While many couples move in together as a stepping stone to marriage, there are still many for whom cohabitation follows the wedding vows. For these couples, finding a place to live and creating a home together goes hand in hand with this formal commitment, and some have even suggested that pairing the two can extend the honeymoon period. Other research even suggests couples are less likely to break up before marriage if they wait to move in together.
If you and your partner have chosen to make the big move after the wedding, you’ll want to plan the process carefully and keep the lines of communication open. These 4 factors, in particular, play a key role in cohabitation satisfaction, so don’t overlook their importance.
These days, the idea that a married couple might not share a bed may actually be more taboo than the unmarried couple that does, but the reality is that couples don’t always have compatible sleep routines. That’s why, before you commit to a one bedroom apartment that leaves one of you curled up on the couch several nights a week or tossing and turning, it’s important to talk about any sleep issues like snoring or insomnia and determine whether you and your partner can develop a healthy, shared sleep routine. And if either of you is concerned, or even just feels strongly about having a separate space, start looking at multi-bedroom options.
Renting Versus Owning
For many couples, there’s no choice between buying or renting – it’s all determined by budgetary constraints – but for those that do have a choice, it’s worth considering what goes into owning a home.
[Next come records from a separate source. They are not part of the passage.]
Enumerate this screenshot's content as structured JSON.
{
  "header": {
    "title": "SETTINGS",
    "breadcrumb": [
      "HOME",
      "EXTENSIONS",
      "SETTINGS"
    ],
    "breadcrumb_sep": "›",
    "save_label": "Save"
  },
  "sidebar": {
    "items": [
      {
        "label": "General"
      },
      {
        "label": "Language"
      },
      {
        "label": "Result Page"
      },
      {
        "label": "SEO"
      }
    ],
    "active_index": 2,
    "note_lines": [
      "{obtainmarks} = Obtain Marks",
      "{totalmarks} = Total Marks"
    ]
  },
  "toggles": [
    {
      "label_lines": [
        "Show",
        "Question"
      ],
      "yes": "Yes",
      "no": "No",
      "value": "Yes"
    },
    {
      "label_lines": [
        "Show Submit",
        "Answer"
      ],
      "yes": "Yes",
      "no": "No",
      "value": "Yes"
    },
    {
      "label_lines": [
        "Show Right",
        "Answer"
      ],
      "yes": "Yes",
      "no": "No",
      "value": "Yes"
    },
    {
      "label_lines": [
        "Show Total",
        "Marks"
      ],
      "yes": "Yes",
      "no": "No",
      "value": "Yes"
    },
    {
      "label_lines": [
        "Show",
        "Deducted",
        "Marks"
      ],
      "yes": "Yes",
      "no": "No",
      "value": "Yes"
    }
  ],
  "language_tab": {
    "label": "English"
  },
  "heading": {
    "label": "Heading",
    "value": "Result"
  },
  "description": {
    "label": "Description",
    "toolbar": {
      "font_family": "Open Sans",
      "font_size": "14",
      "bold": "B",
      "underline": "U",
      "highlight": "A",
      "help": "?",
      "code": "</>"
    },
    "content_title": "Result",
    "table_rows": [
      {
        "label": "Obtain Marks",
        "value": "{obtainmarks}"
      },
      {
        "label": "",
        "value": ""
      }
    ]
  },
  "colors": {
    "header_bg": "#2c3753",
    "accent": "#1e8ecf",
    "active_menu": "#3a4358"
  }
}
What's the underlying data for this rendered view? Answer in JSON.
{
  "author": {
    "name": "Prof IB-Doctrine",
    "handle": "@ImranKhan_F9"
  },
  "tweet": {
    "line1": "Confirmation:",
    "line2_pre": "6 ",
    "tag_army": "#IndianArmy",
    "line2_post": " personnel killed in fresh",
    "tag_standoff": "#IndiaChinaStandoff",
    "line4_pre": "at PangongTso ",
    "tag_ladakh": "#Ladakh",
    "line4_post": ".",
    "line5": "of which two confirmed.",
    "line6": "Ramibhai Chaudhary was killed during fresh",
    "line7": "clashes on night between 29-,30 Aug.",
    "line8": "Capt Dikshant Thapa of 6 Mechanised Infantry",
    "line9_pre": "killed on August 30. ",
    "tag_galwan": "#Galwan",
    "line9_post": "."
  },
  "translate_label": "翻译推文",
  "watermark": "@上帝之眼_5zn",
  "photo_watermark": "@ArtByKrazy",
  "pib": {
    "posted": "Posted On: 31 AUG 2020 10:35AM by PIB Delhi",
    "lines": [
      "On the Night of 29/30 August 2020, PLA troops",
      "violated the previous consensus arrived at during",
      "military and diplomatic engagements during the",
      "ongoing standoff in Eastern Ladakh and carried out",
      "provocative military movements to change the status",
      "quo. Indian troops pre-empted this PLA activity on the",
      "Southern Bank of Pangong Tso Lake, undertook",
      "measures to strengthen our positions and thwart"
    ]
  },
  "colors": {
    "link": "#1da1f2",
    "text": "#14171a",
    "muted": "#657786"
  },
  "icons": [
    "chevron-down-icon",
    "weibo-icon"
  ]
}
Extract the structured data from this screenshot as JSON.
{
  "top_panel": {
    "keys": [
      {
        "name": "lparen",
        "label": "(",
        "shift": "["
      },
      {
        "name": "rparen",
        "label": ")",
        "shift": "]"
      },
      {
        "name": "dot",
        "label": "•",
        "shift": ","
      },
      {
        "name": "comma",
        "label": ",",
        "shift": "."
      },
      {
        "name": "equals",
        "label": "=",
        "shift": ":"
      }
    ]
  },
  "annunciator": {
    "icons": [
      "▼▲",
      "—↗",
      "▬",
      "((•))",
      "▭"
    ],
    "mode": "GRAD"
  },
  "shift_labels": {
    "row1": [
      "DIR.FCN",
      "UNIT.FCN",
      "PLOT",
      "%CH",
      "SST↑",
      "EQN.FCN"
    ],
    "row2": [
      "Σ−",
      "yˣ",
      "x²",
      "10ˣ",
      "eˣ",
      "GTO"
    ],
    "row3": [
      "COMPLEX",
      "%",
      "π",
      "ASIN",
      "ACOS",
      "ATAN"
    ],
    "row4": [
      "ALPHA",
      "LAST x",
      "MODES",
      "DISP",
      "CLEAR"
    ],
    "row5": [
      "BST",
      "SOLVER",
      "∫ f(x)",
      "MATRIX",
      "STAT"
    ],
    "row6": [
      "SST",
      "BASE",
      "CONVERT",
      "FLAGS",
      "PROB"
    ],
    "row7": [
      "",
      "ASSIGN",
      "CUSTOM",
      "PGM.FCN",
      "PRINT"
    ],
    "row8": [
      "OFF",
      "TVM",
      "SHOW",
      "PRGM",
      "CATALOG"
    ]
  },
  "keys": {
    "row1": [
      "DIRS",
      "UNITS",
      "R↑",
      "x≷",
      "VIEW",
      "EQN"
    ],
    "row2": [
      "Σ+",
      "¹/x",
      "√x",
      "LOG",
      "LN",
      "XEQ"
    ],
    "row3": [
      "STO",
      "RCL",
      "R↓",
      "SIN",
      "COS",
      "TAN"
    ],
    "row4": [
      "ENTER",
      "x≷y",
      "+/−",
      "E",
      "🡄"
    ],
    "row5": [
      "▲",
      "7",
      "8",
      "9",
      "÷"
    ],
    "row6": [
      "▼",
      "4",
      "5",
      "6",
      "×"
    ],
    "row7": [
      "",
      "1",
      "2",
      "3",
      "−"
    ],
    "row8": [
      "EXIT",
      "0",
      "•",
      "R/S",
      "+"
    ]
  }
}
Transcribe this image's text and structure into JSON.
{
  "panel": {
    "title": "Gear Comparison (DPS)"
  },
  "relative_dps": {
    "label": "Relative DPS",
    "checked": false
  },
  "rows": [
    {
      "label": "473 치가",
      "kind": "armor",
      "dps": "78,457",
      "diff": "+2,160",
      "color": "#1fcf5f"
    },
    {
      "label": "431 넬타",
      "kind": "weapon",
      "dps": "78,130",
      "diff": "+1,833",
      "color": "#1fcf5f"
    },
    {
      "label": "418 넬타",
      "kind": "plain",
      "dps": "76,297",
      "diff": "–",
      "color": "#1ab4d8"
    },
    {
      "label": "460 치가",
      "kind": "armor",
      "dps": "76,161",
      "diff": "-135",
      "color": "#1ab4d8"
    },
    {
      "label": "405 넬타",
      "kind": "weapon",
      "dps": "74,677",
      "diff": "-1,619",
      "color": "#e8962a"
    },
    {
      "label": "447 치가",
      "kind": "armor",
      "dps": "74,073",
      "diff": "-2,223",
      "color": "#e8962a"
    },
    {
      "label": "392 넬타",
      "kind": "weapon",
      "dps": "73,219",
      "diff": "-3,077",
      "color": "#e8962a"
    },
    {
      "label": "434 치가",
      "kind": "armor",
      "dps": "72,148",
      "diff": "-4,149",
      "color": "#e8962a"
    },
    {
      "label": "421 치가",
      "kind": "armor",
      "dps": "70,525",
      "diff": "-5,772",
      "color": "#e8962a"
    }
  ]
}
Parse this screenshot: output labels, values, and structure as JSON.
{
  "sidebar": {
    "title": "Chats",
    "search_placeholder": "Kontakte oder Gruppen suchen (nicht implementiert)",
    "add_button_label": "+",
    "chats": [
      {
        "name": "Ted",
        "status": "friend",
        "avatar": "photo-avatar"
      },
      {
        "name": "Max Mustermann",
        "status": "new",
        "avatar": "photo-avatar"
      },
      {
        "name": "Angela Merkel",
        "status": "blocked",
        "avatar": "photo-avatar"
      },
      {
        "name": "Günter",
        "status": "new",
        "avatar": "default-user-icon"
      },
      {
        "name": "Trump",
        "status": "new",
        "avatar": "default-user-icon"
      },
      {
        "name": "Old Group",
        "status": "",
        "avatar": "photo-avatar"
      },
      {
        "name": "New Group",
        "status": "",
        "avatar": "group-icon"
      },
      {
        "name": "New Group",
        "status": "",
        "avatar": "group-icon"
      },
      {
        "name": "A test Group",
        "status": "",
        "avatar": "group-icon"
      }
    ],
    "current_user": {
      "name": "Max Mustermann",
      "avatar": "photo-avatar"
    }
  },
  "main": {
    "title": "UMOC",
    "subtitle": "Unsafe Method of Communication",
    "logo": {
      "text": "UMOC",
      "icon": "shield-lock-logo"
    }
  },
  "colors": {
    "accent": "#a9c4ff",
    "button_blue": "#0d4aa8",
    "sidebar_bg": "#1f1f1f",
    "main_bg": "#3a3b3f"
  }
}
While some newlyweds feel ready to take on the responsibilities of homeownership, like handling all of the repairs and maintenance that come up, others still need a little more support. If that’s the case, you may feel more comfortable living in an apartment or rental with a property manager and maintenance staff. Though you’ll of course still be responsible for the basic day-to-day upkeep of your space, if the ceiling starts leaking in the middle of the night, you’ll know who to call.
Make Decor Decisions
Some people – traditionally women, but certainly not always – have strong opinions about interior design, while others are happy to cobble together an assortment of thrift store pieces and family hand me downs. As you pack up your old places, though, consider this a good time to talk about what to keep and what to toss. The goal should be to successfully blend your styles in your new home and choose new pieces that will tie existing elements, like favorite linens or sentimental art.
Have A Chore Plan
It’s one thing to tolerate your partner’s messy kitchen habits or to have strong feelings about making your bed every day before marriage, but once you’re married and living together, everything changes. Even if you and your spouse spent time at each other’s homes regularly before marriage, this is now your shared space, and you need to treat it that way. In other words, while no one is saying that two grown adults need a chore wheel, it’s important to talk about the division of household responsibilities. Ideally, you’ll be able to split things pretty equally without sticking anyone with their least favorite chore, but at the end of the day, someone still has to scrub the toilet and take out the trash.
They say that moving in together is about making a common home, but it’s about much more than that. When you move in together, you and your partner will learn all kinds of new things about each other, that no amount of togetherness without a common home would reveal. Some of those things will be endearing and some of it will be irritating, but at the end of the day, your commitment to each other is bigger than any of it.
Post by: Alex Sanders